This story was written by a high school student in collaboration with Boston University’s Summer Journalism Institute. It has been edited by a BUSJI instructor, and fact checked and edited by Daily Free Press editors.
By Maggie LeBeau
Sami Morales knew she loved fashion as a toddler when she refused to let her mom style her outfits. The BU rising junior and Southern California native had a creative upbringing, dabbling in childhood acting, appearing on Nickelodeon, a Charli XCX music video, and the show “Jane the Virgin.”
Morales took on another creative passion when she was a junior in high school, making jewelry for her friends as something to do. This grew into a business when she began selling custom pieces.
Morales then began to sell vintage clothes on Depop, an online site for resale.
“I have very unique fashion for myself. I just try to find very unique pieces, quality matters to me too.”
This year, she has sold over 100 pieces on the site.
With help from the BUild Lab, she grew this into her current two-year-old business, Girls With The Fits, which sells second-hand clothing and handmade jewelry. She now has her own website, making around 45 sales in four months.
Morales began having two to three-hour pop-ups this spring. At her pop-ups, she’s taken in between $600 to $1,000 in sales. She hosted three so far.
“Most of my customers are in LA, so I’m trying to expand out into Boston, which is why I’m having the pop-ups on campus to get a little bit of exposure,” Morales said.
Her prices vary from $8 to $300, to cater to different audiences. At her pop-ups, you can find designer pieces hidden among racks of colorful clothing. You can also discover corduroy pants and poofy sweaters or small silk tops and delicate jewelry.
Morales searches for unique second-hand pieces when traveling to different countries. She tries to source her clothes from Europe or Los Angeles.
“You’re not able to see anyone else ever wear these tops if you [were to] go into Urban Outfitters.”
She found her foreign suppliers through traveling and networking. She developed the skill from her dad, observing him throughout her childhood.
“I’m just very talkative and anywhere I go I befriend people.”
Many college students source their clothes from thrifting. COM rising junior Maya Thiart said she buys second-hand because of the lower cost and the sustainability.
“Selfishly, it’s cheaper but I feel like I’m doing something good for the world,” Thiart said. “A lot of times, you can find more unique pieces that way… I see all these things that I think are much more unique and stand out compared to H&M and more manufactured-specific brands.”
Though Morales’ business is expanding to Boston, she still struggles to balance it with her academic workload at school.
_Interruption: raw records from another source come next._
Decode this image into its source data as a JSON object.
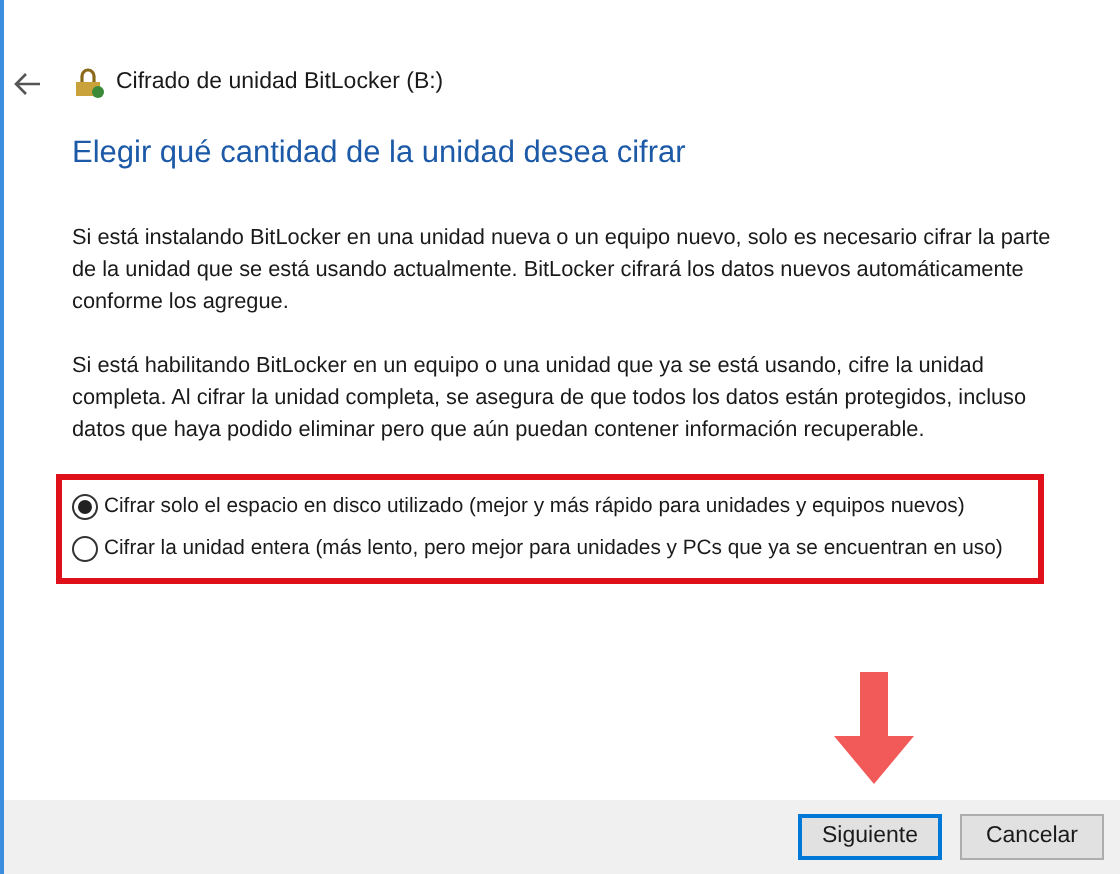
{
  "window": {
    "title": "Cifrado de unidad BitLocker (B:)"
  },
  "heading": "Elegir qué cantidad de la unidad desea cifrar",
  "paragraphs": [
    "Si está instalando BitLocker en una unidad nueva o un equipo nuevo, solo es necesario cifrar la parte de la unidad que se está usando actualmente. BitLocker cifrará los datos nuevos automáticamente conforme los agregue.",
    "Si está habilitando BitLocker en un equipo o una unidad que ya se está usando, cifre la unidad completa. Al cifrar la unidad completa, se asegura de que todos los datos están protegidos, incluso datos que haya podido eliminar pero que aún puedan contener información recuperable."
  ],
  "options": [
    {
      "label": "Cifrar solo el espacio en disco utilizado (mejor y más rápido para unidades y equipos nuevos)",
      "selected": true
    },
    {
      "label": "Cifrar la unidad entera (más lento, pero mejor para unidades y PCs que ya se encuentran en uso)",
      "selected": false
    }
  ],
  "buttons": [
    {
      "label": "Siguiente",
      "default": true
    },
    {
      "label": "Cancelar",
      "default": false
    }
  ]
}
She is still grateful for the BUild Lab and its support in her business journey at BU.
She first got involved with the BUild Lab by joining the First Year Innovation Fellowship, a resource for a cohort of about 20 first-year and transfer students interested in entrepreneurship.
The fellowship provides funding, workshops and networking. Each student is paired with mentors in their industry, according to Jen Migliore, the BUild Lab’s Director of External Relations.
Migliore added that students invest their time without getting course credit because all programs are extracurricular.
“The reason why they want to do it is because they want to be a part of an innovative entrepreneurial community,” Migliore said.
Morales especially appreciates the BUild Lab because they help students even after graduation, leaving the door open to resources and mentorship.
“They’re going to help me with growing my brand basically, and they’re experts in this industry,” she said. “So it’s going to be really helpful to have someone that has so much experience to help me get to the next phase.”
Morales also uses the BUild Lab as a space for her pop-ups. Zoe Marsiglia, who works at the BUild Lab as a program communication intern and office assistant, said the location is great for fashion, with the large space and big windows to draw attention to her products.
Marsiglia added that Morales has “really utilized our resources at the BUild Lab, lots of mentorships here. Of course, she’s received some funding from us as well to help do some market research. She’s a fantastic young entrepreneur here.”
Morales said going forward, PR and pop-ups in Boston are her priorities. Having learned that a street vendor’s license is between $50 to $150, she said her friend gave her the idea of setting up shop at Copley Square.
“I’m even thinking of doing pop-ups in a store on Newbury Street, having a little rack, and just reaching out to them.”